According to her, youth engagement and participation must go beyond symbolic exercises and checkboxes towards more equitable and sustainable youth-focused approaches.
Creating a better, fairer and more sustainable future
As a leading platform for young people to share their ideas globally, the forum allows representatives of youth-led and youth-led organizations and networks, youth advocates, and other youth actors to interact with states. members and explore ways to promote the development and development of young people. commitment.
During this Forum, participants will propose solutions to help young people overcome the enormous challenges they face, such as: the impacts of major conflicts around the world; the devastating economic, social, health and educational repercussions of Covid-19, and the need to strengthen its resilience to future crashes.
They will also engage in a dialogue on the different actions that Member States and other actors could take to rebuild Covid-19 in a way that advances the Sustainable Development Goals at the local, national and national, regional and global levels.
This forum will also discuss the role that young people can play in society in the implementation of global climate policies and actions aimed at and focused on young people.

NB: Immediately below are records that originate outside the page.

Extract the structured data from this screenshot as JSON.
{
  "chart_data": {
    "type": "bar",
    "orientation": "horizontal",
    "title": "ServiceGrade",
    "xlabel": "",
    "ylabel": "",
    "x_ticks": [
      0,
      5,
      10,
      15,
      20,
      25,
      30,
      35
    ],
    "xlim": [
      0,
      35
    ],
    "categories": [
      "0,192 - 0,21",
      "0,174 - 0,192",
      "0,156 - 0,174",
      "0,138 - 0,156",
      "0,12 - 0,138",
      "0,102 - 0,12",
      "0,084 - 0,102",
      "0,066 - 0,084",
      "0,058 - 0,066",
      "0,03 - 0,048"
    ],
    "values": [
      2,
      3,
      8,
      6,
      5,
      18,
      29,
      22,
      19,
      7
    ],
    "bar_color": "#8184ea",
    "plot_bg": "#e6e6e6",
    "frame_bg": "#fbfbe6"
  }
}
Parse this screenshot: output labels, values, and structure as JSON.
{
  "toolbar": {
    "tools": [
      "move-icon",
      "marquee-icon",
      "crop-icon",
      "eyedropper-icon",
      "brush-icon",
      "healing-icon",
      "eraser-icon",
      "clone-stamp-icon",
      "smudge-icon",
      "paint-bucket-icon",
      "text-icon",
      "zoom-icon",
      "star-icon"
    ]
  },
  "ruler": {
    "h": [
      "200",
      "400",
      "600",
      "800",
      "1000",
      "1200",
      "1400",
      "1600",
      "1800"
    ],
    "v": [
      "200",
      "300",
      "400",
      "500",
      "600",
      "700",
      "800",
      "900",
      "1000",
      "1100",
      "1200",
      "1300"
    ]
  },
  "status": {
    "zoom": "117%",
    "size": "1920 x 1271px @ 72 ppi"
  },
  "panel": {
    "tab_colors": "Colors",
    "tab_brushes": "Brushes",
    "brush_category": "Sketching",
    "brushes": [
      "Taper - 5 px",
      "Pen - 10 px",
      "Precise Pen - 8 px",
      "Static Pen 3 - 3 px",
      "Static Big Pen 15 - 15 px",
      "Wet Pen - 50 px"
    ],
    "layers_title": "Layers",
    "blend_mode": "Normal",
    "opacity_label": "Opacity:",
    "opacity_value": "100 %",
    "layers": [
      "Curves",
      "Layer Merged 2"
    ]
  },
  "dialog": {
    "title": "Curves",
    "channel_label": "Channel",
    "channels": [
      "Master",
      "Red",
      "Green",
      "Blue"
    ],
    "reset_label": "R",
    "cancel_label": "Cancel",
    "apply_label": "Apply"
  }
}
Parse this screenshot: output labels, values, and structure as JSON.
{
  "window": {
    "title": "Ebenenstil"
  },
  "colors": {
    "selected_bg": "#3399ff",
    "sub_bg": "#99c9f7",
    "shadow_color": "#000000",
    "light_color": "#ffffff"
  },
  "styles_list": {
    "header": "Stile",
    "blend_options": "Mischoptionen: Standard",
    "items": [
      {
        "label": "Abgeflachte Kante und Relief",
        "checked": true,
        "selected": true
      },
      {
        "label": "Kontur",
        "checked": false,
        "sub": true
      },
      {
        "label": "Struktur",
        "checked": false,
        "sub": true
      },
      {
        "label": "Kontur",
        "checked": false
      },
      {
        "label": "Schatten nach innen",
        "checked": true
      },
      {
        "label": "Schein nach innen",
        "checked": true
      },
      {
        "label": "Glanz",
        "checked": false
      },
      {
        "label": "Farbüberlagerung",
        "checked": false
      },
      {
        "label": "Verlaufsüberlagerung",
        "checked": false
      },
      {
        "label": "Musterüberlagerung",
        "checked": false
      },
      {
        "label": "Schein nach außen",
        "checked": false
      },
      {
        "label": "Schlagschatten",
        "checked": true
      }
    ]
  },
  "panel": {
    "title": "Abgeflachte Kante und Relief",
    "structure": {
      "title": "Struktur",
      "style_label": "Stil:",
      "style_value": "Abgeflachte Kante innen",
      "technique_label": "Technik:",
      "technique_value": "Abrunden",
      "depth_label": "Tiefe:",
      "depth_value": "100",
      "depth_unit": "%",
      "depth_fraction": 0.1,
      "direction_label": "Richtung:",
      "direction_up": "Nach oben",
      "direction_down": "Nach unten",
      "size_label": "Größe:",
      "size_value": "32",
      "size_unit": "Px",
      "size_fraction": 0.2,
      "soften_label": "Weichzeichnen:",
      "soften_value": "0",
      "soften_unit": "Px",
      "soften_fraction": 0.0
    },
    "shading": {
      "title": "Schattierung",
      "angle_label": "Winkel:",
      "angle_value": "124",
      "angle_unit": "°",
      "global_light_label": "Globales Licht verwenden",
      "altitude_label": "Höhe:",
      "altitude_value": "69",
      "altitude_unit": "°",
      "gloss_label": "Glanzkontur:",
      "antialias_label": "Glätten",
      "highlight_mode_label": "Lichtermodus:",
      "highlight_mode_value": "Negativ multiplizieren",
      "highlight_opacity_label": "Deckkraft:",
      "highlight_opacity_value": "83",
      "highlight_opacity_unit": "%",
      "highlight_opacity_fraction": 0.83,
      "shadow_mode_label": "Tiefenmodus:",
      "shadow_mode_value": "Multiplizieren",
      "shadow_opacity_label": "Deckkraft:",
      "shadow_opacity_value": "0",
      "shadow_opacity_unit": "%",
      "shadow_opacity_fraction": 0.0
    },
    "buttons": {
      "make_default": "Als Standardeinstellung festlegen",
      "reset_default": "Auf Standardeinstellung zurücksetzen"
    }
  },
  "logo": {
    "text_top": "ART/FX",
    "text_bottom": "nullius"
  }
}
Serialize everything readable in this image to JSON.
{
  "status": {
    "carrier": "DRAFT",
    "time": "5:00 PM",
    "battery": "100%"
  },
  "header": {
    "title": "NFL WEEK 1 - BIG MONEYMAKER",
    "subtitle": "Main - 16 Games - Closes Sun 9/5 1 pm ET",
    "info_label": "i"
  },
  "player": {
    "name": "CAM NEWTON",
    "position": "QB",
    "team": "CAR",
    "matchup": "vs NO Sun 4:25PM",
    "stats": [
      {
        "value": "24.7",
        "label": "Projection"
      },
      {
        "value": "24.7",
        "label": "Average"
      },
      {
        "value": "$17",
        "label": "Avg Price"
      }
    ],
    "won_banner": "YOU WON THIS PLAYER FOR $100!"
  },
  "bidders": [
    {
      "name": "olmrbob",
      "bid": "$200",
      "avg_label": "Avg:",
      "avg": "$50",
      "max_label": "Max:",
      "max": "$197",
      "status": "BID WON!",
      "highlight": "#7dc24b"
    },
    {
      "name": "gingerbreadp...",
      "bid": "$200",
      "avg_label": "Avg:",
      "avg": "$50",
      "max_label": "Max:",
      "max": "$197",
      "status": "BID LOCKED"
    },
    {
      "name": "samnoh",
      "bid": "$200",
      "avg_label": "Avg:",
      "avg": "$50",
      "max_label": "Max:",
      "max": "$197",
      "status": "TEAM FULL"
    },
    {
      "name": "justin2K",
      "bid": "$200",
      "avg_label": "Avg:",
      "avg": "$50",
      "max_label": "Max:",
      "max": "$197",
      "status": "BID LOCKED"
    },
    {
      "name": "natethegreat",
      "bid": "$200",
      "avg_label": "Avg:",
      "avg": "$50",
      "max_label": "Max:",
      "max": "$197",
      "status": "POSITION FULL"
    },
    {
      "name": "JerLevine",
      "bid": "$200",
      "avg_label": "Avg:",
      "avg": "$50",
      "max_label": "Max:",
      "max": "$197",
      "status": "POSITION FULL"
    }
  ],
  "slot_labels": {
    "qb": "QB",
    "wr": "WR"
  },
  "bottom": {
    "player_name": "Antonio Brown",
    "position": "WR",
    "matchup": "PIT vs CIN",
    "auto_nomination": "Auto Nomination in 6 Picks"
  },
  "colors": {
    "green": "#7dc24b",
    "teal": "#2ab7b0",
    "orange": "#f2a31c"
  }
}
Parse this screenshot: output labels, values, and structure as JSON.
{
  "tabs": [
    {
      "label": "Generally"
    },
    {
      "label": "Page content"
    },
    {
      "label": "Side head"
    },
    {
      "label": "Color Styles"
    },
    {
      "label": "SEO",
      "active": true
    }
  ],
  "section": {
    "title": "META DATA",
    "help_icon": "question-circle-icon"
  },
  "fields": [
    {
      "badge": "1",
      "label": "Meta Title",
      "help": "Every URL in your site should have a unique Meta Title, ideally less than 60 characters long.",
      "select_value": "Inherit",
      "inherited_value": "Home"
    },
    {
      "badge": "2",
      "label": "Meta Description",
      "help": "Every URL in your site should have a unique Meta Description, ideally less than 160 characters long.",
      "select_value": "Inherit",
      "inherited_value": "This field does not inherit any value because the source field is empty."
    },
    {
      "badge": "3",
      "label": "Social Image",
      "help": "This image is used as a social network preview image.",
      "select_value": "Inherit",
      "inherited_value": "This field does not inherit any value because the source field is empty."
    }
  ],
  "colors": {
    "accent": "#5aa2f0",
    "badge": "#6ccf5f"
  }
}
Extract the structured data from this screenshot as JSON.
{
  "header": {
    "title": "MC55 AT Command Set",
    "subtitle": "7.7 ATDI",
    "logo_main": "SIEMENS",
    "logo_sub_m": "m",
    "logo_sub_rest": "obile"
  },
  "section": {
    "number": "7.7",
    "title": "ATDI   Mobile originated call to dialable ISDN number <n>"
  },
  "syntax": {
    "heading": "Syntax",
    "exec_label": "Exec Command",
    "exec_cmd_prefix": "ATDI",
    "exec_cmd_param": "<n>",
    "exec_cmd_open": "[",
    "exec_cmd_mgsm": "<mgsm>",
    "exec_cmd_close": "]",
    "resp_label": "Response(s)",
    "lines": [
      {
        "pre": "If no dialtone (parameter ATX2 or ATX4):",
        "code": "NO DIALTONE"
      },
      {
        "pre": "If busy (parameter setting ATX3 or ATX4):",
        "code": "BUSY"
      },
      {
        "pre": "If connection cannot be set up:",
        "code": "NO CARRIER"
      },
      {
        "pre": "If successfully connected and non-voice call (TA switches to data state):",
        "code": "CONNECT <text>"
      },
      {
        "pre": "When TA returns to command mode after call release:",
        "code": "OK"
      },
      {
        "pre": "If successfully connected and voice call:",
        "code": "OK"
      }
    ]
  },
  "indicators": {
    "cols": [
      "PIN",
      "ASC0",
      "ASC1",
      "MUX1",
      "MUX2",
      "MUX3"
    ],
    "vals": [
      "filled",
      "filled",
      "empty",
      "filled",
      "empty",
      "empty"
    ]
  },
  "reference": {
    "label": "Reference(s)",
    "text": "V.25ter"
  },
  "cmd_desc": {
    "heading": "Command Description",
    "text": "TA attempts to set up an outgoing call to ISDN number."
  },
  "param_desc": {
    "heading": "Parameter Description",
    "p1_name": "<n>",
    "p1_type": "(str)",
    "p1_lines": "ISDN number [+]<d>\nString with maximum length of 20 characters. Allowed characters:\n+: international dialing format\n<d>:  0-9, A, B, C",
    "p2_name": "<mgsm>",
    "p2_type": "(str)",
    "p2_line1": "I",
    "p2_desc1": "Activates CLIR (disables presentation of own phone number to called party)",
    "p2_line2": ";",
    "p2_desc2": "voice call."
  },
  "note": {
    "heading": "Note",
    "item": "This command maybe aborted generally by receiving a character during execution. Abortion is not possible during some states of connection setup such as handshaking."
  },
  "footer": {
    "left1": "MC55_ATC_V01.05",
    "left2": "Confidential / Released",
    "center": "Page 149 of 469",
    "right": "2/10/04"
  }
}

Finally, participants will examine the development prospects and participation of young people in key areas such as decent work, economic security and social inclusion.